● Exercise brief
The answer must be every line of the records in which the string "Exam" appears.
### Available data
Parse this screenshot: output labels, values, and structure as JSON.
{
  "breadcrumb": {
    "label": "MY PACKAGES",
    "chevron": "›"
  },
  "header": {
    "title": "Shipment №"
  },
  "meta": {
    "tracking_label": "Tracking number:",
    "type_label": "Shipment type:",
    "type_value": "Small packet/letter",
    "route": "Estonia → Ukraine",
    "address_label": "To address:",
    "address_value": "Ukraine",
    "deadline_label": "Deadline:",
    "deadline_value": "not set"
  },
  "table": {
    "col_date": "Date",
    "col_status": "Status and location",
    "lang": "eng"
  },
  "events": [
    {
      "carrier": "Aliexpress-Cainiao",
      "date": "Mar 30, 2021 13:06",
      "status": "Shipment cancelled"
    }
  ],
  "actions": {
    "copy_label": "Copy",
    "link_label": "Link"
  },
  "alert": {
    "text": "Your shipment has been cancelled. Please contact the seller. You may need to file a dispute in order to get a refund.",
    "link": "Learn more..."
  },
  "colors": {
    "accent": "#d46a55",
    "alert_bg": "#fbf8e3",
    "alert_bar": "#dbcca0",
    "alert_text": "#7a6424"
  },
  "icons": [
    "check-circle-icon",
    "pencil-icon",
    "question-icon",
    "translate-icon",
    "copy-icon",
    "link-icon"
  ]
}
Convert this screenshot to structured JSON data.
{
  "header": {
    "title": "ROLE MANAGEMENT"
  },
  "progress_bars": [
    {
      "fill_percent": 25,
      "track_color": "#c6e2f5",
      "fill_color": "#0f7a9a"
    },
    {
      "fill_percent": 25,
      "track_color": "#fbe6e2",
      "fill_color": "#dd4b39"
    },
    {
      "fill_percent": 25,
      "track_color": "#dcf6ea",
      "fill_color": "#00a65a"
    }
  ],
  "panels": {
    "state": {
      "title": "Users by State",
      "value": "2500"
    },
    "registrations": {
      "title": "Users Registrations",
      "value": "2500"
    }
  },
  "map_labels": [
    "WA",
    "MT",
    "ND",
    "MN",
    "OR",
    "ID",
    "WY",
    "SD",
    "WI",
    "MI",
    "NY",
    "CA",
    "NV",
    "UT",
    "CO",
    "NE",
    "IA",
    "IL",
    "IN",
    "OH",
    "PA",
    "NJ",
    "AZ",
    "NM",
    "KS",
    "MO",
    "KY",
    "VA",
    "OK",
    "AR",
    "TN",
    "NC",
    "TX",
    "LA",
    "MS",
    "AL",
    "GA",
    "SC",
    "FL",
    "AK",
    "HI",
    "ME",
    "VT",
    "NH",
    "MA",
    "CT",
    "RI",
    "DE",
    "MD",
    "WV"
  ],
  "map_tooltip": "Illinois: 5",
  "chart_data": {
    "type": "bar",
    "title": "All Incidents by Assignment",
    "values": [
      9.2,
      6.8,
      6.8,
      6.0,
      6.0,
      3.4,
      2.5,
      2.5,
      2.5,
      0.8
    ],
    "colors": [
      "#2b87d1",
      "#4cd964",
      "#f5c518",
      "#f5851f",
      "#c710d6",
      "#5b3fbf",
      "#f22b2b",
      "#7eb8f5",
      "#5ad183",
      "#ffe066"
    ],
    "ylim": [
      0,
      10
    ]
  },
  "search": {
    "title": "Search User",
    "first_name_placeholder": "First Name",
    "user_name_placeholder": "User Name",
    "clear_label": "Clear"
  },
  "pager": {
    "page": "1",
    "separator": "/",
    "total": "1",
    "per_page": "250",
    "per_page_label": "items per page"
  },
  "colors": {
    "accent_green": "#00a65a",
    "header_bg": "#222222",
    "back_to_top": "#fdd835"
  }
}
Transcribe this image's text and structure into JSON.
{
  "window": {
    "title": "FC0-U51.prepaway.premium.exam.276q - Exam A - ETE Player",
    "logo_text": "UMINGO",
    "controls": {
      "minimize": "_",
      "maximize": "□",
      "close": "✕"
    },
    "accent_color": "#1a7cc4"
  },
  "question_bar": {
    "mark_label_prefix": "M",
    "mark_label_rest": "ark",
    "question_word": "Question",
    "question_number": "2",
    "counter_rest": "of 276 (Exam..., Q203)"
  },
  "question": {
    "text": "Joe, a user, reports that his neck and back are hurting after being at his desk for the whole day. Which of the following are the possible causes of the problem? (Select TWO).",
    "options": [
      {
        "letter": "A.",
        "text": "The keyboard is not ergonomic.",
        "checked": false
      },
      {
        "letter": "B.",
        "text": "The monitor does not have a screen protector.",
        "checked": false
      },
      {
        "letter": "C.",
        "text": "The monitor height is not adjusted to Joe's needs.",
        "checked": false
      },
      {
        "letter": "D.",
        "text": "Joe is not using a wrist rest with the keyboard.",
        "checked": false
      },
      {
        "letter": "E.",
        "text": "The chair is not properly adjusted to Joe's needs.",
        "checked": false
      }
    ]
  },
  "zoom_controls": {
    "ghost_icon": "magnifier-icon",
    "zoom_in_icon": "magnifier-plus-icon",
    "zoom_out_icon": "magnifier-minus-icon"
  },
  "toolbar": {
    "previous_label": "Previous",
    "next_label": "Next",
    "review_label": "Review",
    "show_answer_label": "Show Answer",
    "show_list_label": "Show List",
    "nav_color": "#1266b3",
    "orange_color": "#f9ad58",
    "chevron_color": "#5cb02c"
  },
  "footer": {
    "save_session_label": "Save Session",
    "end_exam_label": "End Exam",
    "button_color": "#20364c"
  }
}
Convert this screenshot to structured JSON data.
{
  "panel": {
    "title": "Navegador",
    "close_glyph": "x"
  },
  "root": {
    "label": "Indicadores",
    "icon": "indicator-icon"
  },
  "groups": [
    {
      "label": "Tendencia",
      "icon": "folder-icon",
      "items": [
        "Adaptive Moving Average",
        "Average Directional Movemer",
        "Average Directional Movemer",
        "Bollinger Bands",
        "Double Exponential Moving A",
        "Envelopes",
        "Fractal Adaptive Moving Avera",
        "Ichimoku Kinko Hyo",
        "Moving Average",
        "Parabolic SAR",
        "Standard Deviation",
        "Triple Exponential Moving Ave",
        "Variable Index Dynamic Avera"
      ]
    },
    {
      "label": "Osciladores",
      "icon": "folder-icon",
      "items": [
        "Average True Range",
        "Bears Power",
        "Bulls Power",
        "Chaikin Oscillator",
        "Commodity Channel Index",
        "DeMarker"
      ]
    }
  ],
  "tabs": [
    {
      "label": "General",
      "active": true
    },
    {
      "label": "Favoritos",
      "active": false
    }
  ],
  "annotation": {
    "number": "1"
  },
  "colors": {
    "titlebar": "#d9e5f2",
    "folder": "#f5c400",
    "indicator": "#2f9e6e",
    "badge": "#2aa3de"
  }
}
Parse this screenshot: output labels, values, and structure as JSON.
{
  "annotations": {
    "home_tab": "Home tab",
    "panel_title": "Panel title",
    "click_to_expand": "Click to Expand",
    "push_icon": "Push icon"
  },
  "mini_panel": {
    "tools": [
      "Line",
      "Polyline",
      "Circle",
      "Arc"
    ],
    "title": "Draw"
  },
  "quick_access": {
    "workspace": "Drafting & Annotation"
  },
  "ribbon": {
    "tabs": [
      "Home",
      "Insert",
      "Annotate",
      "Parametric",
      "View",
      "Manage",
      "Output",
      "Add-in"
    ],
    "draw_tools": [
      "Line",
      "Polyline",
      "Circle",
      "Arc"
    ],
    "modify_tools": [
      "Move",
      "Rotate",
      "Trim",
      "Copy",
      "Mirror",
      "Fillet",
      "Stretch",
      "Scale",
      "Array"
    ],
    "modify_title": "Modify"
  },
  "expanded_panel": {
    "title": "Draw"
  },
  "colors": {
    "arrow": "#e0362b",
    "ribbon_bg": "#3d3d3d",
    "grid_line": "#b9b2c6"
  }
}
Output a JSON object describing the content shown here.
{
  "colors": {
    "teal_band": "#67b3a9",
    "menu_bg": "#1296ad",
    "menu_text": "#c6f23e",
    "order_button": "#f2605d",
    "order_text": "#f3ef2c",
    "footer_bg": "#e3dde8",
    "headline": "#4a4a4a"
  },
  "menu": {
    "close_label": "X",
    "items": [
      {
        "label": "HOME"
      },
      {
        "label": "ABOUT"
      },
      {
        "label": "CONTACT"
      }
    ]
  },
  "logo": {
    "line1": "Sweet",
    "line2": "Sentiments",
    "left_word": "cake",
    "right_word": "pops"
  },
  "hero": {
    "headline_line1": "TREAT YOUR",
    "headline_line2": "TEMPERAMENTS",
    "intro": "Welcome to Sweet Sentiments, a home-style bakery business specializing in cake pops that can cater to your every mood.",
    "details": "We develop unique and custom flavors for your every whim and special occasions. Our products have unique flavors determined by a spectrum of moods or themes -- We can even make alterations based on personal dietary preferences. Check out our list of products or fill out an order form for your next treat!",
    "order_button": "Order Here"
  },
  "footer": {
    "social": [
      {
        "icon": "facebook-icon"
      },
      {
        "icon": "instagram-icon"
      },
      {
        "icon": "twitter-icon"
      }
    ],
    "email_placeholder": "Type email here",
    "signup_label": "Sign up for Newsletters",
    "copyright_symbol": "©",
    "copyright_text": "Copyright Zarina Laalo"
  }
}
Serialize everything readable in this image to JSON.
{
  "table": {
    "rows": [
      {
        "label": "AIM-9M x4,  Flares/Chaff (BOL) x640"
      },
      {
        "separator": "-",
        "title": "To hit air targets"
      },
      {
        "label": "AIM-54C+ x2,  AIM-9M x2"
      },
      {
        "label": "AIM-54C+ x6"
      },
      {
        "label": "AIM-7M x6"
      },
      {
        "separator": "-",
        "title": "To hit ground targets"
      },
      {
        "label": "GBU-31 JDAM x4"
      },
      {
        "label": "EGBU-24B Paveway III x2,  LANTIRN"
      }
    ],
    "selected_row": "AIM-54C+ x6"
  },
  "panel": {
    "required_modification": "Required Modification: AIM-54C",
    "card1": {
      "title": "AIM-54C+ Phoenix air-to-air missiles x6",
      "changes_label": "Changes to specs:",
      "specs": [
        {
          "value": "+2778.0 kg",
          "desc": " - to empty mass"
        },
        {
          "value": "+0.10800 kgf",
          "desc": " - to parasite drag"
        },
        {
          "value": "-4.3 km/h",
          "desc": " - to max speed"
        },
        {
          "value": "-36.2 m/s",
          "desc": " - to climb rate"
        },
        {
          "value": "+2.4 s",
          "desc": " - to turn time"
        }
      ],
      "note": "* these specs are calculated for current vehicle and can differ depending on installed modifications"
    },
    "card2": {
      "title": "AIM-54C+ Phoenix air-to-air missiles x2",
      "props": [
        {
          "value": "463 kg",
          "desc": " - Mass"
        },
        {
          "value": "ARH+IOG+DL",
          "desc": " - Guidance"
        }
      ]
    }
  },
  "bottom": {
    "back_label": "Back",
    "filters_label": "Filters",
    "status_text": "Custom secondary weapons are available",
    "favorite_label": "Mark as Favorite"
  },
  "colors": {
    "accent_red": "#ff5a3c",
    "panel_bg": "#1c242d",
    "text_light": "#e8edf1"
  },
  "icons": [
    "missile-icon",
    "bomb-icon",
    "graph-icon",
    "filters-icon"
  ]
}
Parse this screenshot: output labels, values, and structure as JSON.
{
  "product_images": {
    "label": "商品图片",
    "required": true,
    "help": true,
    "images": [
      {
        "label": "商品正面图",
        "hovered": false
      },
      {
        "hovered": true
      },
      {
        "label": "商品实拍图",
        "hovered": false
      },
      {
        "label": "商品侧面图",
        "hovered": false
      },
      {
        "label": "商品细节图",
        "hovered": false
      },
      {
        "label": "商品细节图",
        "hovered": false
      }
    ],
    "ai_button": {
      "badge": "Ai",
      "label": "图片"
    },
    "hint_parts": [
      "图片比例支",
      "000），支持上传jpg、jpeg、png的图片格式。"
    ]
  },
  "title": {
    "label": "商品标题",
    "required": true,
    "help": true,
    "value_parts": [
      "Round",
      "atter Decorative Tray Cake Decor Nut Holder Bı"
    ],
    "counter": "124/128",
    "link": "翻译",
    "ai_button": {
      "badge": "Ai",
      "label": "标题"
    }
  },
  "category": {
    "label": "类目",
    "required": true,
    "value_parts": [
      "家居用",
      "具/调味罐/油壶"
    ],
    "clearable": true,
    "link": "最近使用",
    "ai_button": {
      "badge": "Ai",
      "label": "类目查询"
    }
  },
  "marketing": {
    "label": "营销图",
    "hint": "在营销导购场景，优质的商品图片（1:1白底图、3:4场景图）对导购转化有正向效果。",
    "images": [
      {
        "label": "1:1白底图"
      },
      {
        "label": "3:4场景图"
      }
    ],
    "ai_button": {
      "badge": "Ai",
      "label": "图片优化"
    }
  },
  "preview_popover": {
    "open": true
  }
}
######
● Solution
    "title": "FC0-U51.prepaway.premium.exam.276q - Exam A - ETE Player",
    "counter_rest": "of 276 (Exam..., Q203)"
    "end_exam_label": "End Exam",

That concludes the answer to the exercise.